- [Exercise brief] From the entries below, work out how many lines contain the string "text"; answer with the number alone.

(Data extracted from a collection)
--------

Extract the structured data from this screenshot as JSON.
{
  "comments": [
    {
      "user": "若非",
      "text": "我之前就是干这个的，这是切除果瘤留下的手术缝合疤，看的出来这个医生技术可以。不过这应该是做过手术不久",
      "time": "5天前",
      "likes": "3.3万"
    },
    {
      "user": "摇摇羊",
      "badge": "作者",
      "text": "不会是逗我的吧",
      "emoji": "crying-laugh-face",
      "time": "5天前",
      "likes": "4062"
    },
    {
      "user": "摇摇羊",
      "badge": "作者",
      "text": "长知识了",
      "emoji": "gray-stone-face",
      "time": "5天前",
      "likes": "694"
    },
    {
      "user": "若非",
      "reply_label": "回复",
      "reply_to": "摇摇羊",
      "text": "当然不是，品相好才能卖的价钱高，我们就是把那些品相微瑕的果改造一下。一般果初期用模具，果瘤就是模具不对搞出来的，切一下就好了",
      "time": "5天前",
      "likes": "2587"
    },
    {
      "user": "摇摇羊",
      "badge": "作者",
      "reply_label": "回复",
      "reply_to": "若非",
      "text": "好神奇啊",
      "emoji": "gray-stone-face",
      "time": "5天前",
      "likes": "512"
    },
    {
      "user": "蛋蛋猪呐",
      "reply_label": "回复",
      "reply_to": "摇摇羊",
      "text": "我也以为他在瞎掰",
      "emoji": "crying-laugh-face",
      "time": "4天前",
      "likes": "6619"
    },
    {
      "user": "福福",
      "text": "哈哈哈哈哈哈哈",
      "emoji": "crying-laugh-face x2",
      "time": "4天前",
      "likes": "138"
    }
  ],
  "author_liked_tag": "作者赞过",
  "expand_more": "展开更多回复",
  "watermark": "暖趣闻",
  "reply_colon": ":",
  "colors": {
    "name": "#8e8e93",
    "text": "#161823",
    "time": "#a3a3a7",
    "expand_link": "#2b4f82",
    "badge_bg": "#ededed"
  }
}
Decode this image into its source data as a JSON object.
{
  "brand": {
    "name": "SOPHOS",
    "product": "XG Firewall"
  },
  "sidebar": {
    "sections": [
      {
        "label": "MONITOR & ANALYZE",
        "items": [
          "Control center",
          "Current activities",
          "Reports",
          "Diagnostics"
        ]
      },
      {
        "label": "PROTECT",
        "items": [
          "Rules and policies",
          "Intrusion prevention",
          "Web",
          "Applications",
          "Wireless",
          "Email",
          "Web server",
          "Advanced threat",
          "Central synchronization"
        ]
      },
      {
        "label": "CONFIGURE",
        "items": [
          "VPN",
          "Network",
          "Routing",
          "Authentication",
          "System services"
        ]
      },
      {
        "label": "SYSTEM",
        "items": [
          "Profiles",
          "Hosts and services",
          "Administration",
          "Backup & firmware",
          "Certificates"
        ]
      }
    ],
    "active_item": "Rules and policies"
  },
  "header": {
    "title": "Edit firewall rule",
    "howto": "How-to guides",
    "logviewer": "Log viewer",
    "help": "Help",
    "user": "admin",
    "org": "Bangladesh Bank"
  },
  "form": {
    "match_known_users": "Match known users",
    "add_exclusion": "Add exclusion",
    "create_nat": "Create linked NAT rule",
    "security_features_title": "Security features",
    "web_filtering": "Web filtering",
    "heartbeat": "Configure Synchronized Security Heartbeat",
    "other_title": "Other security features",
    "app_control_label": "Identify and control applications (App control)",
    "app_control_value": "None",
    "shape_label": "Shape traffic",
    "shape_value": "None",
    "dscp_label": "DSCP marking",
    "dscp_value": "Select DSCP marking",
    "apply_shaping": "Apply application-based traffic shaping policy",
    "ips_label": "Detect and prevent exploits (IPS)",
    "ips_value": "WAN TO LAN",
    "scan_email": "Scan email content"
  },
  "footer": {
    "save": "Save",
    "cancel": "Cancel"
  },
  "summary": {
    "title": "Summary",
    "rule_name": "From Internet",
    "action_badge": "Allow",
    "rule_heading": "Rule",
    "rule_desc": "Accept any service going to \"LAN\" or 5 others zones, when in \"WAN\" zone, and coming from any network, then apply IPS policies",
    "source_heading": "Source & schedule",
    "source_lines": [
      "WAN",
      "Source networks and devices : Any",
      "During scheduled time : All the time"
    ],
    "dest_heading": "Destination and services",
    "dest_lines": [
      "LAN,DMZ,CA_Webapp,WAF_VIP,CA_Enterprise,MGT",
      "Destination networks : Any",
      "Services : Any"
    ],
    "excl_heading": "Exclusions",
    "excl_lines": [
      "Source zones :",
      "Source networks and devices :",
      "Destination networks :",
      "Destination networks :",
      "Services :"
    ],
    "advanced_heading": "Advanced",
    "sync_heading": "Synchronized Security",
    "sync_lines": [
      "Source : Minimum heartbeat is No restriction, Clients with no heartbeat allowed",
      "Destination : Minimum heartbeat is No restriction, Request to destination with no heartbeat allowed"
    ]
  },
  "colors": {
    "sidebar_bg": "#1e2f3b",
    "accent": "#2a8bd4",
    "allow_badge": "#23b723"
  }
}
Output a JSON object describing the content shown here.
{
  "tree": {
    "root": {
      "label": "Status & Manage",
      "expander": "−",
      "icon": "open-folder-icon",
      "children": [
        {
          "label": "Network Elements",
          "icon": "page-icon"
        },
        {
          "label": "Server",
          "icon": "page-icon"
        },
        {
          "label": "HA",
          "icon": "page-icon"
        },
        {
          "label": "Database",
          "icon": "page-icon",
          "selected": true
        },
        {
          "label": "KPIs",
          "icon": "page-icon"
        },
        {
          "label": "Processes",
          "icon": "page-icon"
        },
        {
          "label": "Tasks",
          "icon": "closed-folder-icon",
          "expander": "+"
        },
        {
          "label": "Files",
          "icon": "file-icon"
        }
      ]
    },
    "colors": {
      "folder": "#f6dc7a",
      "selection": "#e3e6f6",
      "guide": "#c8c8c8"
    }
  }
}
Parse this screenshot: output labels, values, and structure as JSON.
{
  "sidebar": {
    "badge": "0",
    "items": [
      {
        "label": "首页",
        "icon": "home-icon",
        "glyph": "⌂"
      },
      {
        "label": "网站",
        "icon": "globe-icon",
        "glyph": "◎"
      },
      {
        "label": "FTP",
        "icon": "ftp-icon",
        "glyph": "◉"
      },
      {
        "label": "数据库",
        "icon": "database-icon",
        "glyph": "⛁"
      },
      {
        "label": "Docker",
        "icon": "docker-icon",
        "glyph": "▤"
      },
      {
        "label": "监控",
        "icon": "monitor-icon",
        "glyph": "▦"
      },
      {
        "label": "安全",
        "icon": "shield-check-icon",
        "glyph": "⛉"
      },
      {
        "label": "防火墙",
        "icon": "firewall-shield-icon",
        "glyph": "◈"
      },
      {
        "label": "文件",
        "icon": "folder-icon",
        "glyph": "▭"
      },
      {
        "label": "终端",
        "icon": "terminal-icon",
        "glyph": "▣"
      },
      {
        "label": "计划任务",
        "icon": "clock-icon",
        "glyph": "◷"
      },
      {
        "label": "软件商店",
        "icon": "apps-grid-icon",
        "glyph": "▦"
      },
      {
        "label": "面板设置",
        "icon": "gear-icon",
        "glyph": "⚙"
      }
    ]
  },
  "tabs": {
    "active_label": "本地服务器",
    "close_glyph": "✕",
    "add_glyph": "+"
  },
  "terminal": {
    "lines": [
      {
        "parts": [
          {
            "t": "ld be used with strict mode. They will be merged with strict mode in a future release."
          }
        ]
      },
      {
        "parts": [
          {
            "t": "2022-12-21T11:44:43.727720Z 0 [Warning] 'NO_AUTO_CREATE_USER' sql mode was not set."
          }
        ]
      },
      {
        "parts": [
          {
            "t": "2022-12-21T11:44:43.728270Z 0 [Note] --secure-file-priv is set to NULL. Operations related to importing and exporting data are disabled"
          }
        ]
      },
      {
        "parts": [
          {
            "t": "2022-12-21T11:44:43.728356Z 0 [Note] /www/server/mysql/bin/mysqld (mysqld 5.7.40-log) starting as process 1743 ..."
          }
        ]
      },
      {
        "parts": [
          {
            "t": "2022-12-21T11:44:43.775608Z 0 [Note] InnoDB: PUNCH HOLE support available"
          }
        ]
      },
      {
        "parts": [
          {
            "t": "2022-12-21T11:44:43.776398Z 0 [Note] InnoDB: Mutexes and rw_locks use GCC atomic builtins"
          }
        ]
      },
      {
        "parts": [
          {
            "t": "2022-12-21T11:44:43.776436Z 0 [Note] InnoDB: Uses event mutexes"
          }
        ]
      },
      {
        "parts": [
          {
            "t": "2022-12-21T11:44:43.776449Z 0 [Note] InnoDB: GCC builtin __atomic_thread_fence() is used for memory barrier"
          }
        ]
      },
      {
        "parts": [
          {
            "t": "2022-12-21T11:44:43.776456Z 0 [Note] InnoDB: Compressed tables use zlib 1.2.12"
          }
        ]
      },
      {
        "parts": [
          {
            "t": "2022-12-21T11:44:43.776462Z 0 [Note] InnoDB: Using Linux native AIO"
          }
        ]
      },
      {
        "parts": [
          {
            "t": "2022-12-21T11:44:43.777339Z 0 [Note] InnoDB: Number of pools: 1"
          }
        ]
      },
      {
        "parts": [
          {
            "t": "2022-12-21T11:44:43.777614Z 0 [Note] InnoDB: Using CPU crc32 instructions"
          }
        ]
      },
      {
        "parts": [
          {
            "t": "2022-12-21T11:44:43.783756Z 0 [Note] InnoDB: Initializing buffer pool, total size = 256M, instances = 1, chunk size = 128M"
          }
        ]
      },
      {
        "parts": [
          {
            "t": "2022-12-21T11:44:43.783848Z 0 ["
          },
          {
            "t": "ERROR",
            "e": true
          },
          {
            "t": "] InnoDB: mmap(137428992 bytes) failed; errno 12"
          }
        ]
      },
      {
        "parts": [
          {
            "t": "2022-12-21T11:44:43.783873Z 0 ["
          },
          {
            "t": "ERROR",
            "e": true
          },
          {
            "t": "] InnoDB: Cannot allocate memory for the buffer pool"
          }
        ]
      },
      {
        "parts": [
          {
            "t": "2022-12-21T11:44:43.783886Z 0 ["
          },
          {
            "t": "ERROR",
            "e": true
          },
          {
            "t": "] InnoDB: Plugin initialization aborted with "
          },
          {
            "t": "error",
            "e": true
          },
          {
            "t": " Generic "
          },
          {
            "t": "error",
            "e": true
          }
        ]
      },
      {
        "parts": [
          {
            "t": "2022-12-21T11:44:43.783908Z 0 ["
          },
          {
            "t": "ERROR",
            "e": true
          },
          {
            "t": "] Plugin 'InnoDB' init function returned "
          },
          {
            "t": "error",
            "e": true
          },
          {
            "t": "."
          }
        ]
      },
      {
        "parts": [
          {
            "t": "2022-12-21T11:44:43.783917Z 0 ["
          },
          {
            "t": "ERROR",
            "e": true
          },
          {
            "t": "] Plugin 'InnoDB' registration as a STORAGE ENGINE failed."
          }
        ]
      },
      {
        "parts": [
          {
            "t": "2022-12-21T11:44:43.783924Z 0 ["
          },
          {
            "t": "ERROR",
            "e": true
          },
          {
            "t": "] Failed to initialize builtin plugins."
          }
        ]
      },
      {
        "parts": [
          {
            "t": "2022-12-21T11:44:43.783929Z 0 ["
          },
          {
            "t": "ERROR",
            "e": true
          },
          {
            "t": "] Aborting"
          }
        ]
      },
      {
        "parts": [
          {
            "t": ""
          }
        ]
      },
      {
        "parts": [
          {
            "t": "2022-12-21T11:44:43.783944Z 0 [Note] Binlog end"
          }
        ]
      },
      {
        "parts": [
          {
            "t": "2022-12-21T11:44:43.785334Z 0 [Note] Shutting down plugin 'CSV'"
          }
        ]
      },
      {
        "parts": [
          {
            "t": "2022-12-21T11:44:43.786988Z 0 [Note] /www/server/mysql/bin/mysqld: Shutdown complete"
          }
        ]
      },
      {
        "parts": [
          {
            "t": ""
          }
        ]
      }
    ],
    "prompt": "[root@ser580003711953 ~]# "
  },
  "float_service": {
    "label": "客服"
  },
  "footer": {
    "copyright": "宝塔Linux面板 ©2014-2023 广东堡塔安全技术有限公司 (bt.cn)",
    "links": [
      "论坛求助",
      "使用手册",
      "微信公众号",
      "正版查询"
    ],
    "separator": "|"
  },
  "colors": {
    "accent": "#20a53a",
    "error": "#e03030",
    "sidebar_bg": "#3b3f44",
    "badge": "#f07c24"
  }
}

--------

- [Output for this exercise] 8